- **Your goal**:
Please report, as a bare number, how many lines below include the string "Schematics".

[App and web page records]
======

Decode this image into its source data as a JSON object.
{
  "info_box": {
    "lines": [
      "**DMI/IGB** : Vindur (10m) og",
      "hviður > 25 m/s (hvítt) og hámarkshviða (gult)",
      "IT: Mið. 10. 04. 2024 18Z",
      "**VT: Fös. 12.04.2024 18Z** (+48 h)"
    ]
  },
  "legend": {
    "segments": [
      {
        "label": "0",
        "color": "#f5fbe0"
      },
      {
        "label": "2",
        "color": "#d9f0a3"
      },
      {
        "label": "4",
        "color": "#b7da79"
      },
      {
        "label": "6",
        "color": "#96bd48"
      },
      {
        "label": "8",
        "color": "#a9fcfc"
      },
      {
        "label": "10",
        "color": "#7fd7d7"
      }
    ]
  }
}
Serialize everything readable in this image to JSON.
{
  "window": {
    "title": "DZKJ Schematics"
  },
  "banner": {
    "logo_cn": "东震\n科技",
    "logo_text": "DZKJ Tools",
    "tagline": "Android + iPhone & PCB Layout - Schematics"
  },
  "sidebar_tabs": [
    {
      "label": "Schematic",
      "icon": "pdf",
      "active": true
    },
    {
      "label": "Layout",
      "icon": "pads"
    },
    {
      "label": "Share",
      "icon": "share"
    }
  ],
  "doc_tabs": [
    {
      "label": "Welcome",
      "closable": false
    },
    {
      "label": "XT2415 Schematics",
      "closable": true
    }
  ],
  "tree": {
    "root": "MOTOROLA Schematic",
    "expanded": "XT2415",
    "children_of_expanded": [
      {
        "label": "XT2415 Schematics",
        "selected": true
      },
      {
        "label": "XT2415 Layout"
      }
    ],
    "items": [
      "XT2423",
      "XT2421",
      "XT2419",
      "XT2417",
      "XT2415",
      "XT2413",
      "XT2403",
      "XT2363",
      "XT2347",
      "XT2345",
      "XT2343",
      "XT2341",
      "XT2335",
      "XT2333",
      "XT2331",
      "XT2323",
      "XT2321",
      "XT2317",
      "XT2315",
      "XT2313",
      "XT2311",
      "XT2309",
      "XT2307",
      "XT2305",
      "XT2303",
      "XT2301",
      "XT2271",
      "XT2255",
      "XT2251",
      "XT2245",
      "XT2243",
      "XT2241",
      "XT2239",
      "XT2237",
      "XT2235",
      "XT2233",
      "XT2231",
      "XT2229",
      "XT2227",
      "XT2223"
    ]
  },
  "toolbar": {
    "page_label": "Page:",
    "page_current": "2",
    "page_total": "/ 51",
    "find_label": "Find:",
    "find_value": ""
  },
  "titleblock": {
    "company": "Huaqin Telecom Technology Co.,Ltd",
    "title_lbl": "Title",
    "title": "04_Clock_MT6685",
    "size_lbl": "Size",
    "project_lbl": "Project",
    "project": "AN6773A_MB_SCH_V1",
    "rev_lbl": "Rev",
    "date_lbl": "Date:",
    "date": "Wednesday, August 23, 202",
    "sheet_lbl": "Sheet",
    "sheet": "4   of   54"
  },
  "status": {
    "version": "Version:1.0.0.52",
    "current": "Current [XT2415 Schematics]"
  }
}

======

- **Response below**:
5